That makes sense Prabhakar but it isn't the way M2M currently operates - the operators currently make the majority of their money from those simple connections as the report shows.
Managing this change from connection-based income to service-based income is one of the things that will actually slow down the adoption of IoT - it's also why some of the large companies such as Intel are focussing on the gateway technologies - these do include the SIM card that is the heart of the charging model for the operators and allows the operator to deliver a hybrid where they can still charge for the connection, albeit to the gateway.
Then the operator wants to charge for the service that handles the data from all those sensors too, probably using a private cloud. The open, WiFI-based, public cloud, service model is a direct threat to the established revenue stream of those operators and hence the focus on the hybrid model. How service providsers can make money out of the IoT has yet to be proven though, which is another reason why the oeprators are moving more slowly.
Pure M2M connectivity is meaningless and hence no sunstantial revenues can be expected from such services.
The real money makers will be thos ewho provide solutions based upon the M2M connectivity. and such solutions could be anything that one can imagine. So innovators have a great chance here to offer new services , new applications .
For example a washing machine company could have a centraslise service to monitor the service parameters of all the machines it has sold worldwide, collect data of their performance, failures etc .
A courier company could have automated tracking of their goods in transit as the goods themselves will be transmitting their location information.
So with M2M, new players will come onto the horizon with new apps and services .
What are the engineering and design challenges in creating successful IoT devices?

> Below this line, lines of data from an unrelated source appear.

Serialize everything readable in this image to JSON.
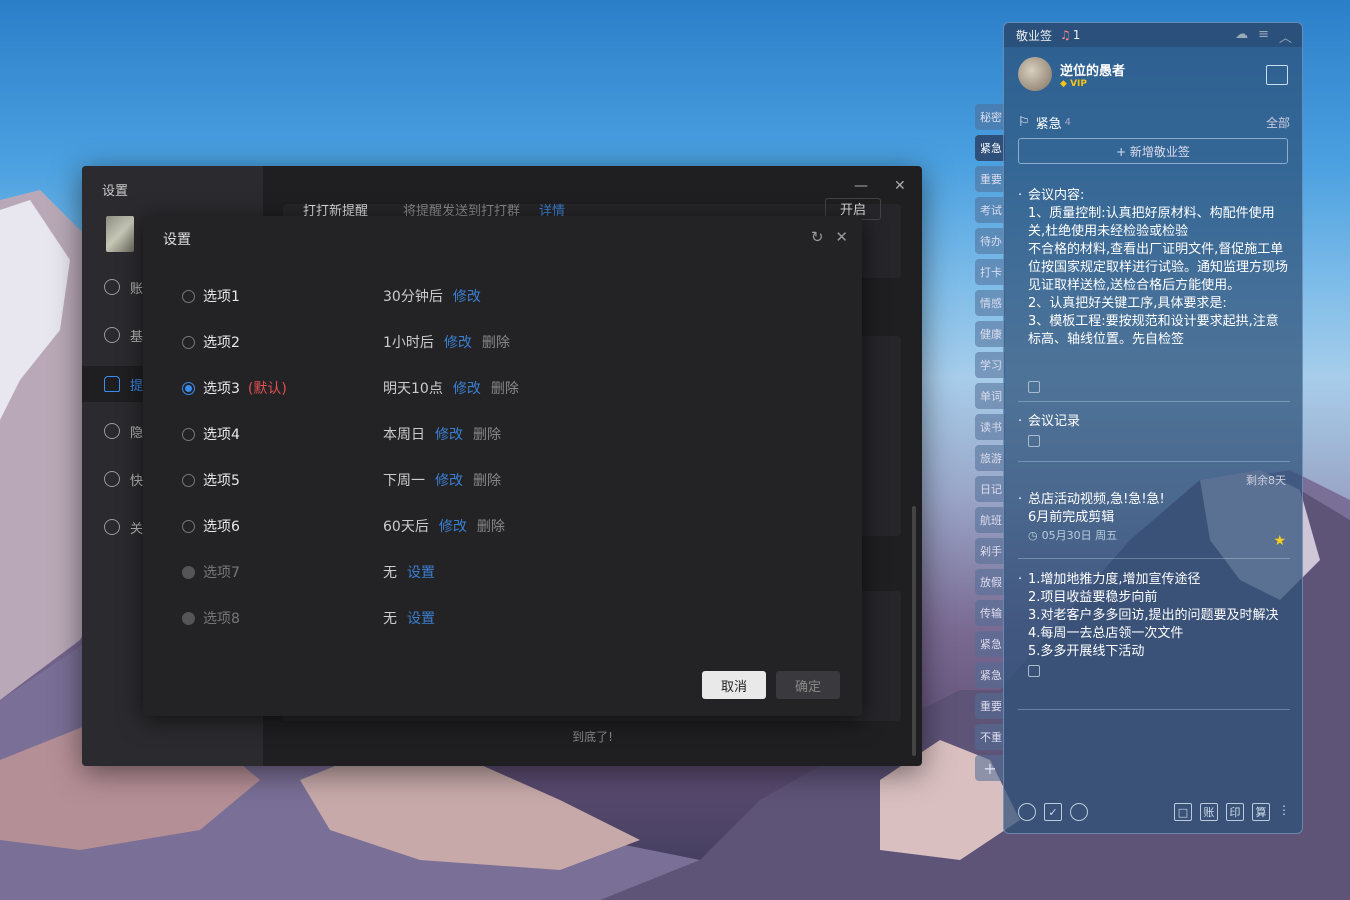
{
  "settings": {
    "title": "设置",
    "sidebar": [
      {
        "label": "账"
      },
      {
        "label": "基"
      },
      {
        "label": "提"
      },
      {
        "label": "隐"
      },
      {
        "label": "快"
      },
      {
        "label": "关"
      }
    ],
    "end_text": "到底了!",
    "bg_row_left": "打打新提醒",
    "bg_row_mid": "将提醒发送到打打群",
    "bg_row_link": "详情",
    "bg_row_btn": "开启"
  },
  "modal": {
    "title": "设置",
    "options": [
      {
        "label": "选项1",
        "value": "30分钟后",
        "edit": "修改",
        "delete": ""
      },
      {
        "label": "选项2",
        "value": "1小时后",
        "edit": "修改",
        "delete": "删除"
      },
      {
        "label": "选项3",
        "default": "(默认)",
        "value": "明天10点",
        "edit": "修改",
        "delete": "删除"
      },
      {
        "label": "选项4",
        "value": "本周日",
        "edit": "修改",
        "delete": "删除"
      },
      {
        "label": "选项5",
        "value": "下周一",
        "edit": "修改",
        "delete": "删除"
      },
      {
        "label": "选项6",
        "value": "60天后",
        "edit": "修改",
        "delete": "删除"
      },
      {
        "label": "选项7",
        "value": "无",
        "edit": "设置",
        "delete": ""
      },
      {
        "label": "选项8",
        "value": "无",
        "edit": "设置",
        "delete": ""
      }
    ],
    "cancel": "取消",
    "confirm": "确定"
  },
  "tabs": [
    "秘密",
    "紧急",
    "重要",
    "考试",
    "待办",
    "打卡",
    "情感",
    "健康",
    "学习",
    "单词",
    "读书",
    "旅游",
    "日记",
    "航班",
    "剁手",
    "放假",
    "传输",
    "紧急",
    "紧急",
    "重要",
    "不重"
  ],
  "notes": {
    "app": "敬业签",
    "bell_count": "1",
    "user": "逆位的愚者",
    "vip": "VIP",
    "section": "紧急",
    "section_count": "4",
    "filter": "全部",
    "add": "+ 新增敬业签",
    "items": [
      {
        "text": "会议内容:\n1、质量控制:认真把好原材料、构配件使用关,杜绝使用未经检验或检验\n不合格的材料,查看出厂证明文件,督促施工单位按国家规定取样进行试验。通知监理方现场见证取样送检,送检合格后方能使用。\n2、认真把好关键工序,具体要求是:\n3、模板工程:要按规范和设计要求起拱,注意标高、轴线位置。先自检签"
      },
      {
        "text": "会议记录"
      },
      {
        "text": "总店活动视频,急!急!急!\n6月前完成剪辑",
        "remain": "剩余8天",
        "date": "05月30日 周五"
      },
      {
        "text": "1.增加地推力度,增加宣传途径\n2.项目收益要稳步向前\n3.对老客户多多回访,提出的问题要及时解决\n4.每周一去总店领一次文件\n5.多多开展线下活动"
      }
    ],
    "footer_buttons": [
      "账",
      "印",
      "算"
    ]
  }
}
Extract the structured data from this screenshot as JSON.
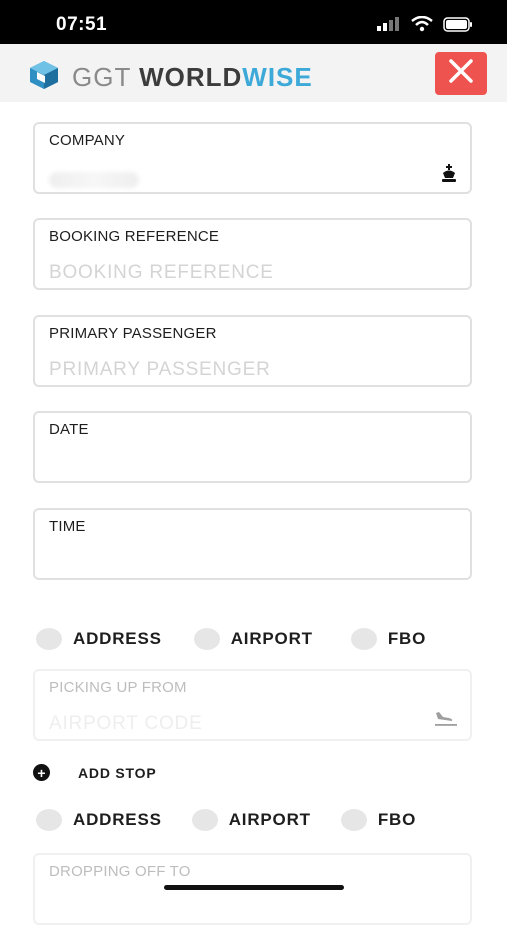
{
  "status": {
    "time": "07:51"
  },
  "header": {
    "logo_ggt": "GGT",
    "logo_world": "WORLD",
    "logo_wise": "WISE",
    "close_icon": "close-icon"
  },
  "form": {
    "company": {
      "label": "COMPANY",
      "value": "",
      "icon": "chess-king-icon"
    },
    "booking_reference": {
      "label": "BOOKING REFERENCE",
      "placeholder": "BOOKING REFERENCE"
    },
    "primary_passenger": {
      "label": "PRIMARY PASSENGER",
      "placeholder": "PRIMARY PASSENGER"
    },
    "date": {
      "label": "DATE",
      "value": ""
    },
    "time": {
      "label": "TIME",
      "value": ""
    },
    "pickup_options": [
      "ADDRESS",
      "AIRPORT",
      "FBO"
    ],
    "picking_up_from": {
      "label": "PICKING UP FROM",
      "placeholder": "AIRPORT CODE",
      "icon": "plane-landing-icon"
    },
    "add_stop": {
      "label": "ADD STOP",
      "icon": "plus-circle-icon"
    },
    "dropoff_options": [
      "ADDRESS",
      "AIRPORT",
      "FBO"
    ],
    "dropping_off_to": {
      "label": "DROPPING OFF TO"
    }
  },
  "colors": {
    "accent_red": "#ef5350",
    "logo_blue": "#3ca9d8"
  }
}
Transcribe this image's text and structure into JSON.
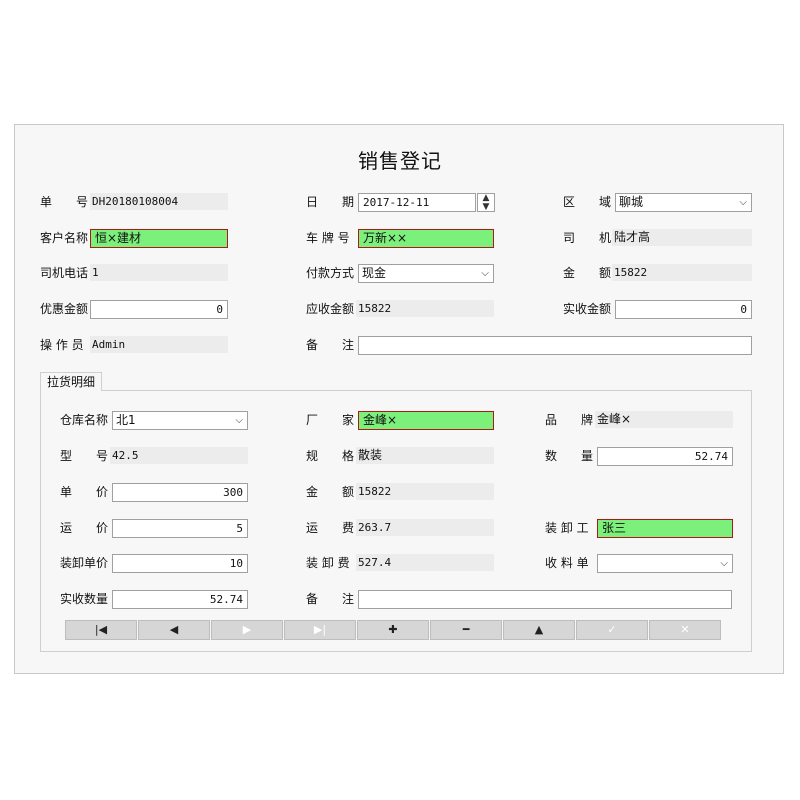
{
  "window": {
    "title": "销售登记"
  },
  "header": {
    "order_no_label": "单　　号",
    "order_no": "DH20180108004",
    "date_label": "日　　期",
    "date": "2017-12-11",
    "date_spin_icon": "spin-arrows",
    "region_label": "区　　域",
    "region": "聊城",
    "customer_label": "客户名称",
    "customer": "恒×建材",
    "plate_label": "车 牌 号",
    "plate": "万新××",
    "driver_label": "司　　机",
    "driver": "陆才高",
    "driver_phone_label": "司机电话",
    "driver_phone": "1",
    "pay_method_label": "付款方式",
    "pay_method": "现金",
    "amount_label": "金　　额",
    "amount": "15822",
    "discount_label": "优惠金额",
    "discount": "0",
    "receivable_label": "应收金额",
    "receivable": "15822",
    "received_label": "实收金额",
    "received": "0",
    "operator_label": "操 作 员",
    "operator": "Admin",
    "remark_label": "备　　注",
    "remark": ""
  },
  "detail": {
    "tab_label": "拉货明细",
    "warehouse_label": "仓库名称",
    "warehouse": "北1",
    "maker_label": "厂　　家",
    "maker": "金峰×",
    "brand_label": "品　　牌",
    "brand": "金峰×",
    "model_label": "型　　号",
    "model": "42.5",
    "spec_label": "规　　格",
    "spec": "散装",
    "qty_label": "数　　量",
    "qty": "52.74",
    "price_label": "单　　价",
    "price": "300",
    "amount_label": "金　　额",
    "amount": "15822",
    "freight_price_label": "运　　价",
    "freight_price": "5",
    "freight_label": "运　　费",
    "freight": "263.7",
    "loader_label": "装 卸 工",
    "loader": "张三",
    "load_price_label": "装卸单价",
    "load_price": "10",
    "load_fee_label": "装 卸 费",
    "load_fee": "527.4",
    "receipt_label": "收 料 单",
    "receipt": "",
    "actual_qty_label": "实收数量",
    "actual_qty": "52.74",
    "remark_label": "备　　注",
    "remark": ""
  },
  "navbar": {
    "buttons": [
      {
        "name": "first-icon",
        "glyph": "|◀",
        "enabled": true
      },
      {
        "name": "prev-icon",
        "glyph": "◀",
        "enabled": true
      },
      {
        "name": "next-icon",
        "glyph": "▶",
        "enabled": false
      },
      {
        "name": "last-icon",
        "glyph": "▶|",
        "enabled": false
      },
      {
        "name": "add-icon",
        "glyph": "✚",
        "enabled": true
      },
      {
        "name": "delete-icon",
        "glyph": "━",
        "enabled": true
      },
      {
        "name": "up-icon",
        "glyph": "▲",
        "enabled": true
      },
      {
        "name": "confirm-icon",
        "glyph": "✓",
        "enabled": false
      },
      {
        "name": "cancel-icon",
        "glyph": "✕",
        "enabled": false
      }
    ]
  }
}
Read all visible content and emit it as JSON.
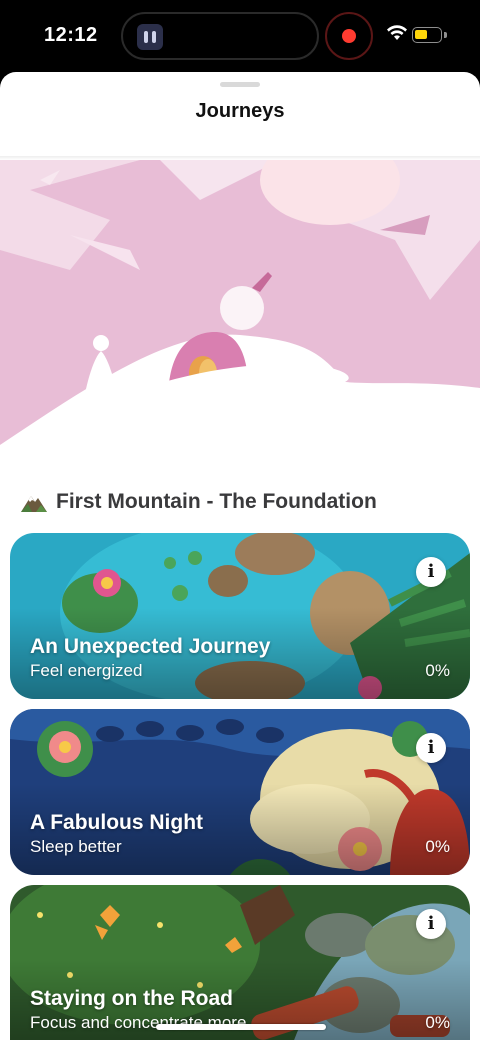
{
  "status_bar": {
    "time": "12:12"
  },
  "sheet": {
    "title": "Journeys"
  },
  "section": {
    "title": "First Mountain - The Foundation",
    "icon": "mountain-icon"
  },
  "journeys": [
    {
      "title": "An Unexpected Journey",
      "subtitle": "Feel energized",
      "progress": "0%",
      "info_icon": "info-icon"
    },
    {
      "title": "A Fabulous Night",
      "subtitle": "Sleep better",
      "progress": "0%",
      "info_icon": "info-icon"
    },
    {
      "title": "Staying on the Road",
      "subtitle": "Focus and concentrate more",
      "progress": "0%",
      "info_icon": "info-icon"
    }
  ],
  "colors": {
    "hero_pink": "#e8b9d4",
    "hero_deep_pink": "#d97fb0",
    "accent_record": "#ff3b30",
    "battery": "#ffd60a"
  }
}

These devices are usually small, resource-constrained electronics designed to sense, collect, send, and/or interpret data. Some of the devices need to be smart enough to act upon data in real time, 24/7. Are the design challenges the same as with embedded systems, but with a little developer- and IT-skills added in? What do engineers need to know? Rick Merritt talks with two experts about the tools and best options for designing IoT devices in 2016. Specifically the guests will discuss sensors, security, and lessons from IoT deployments.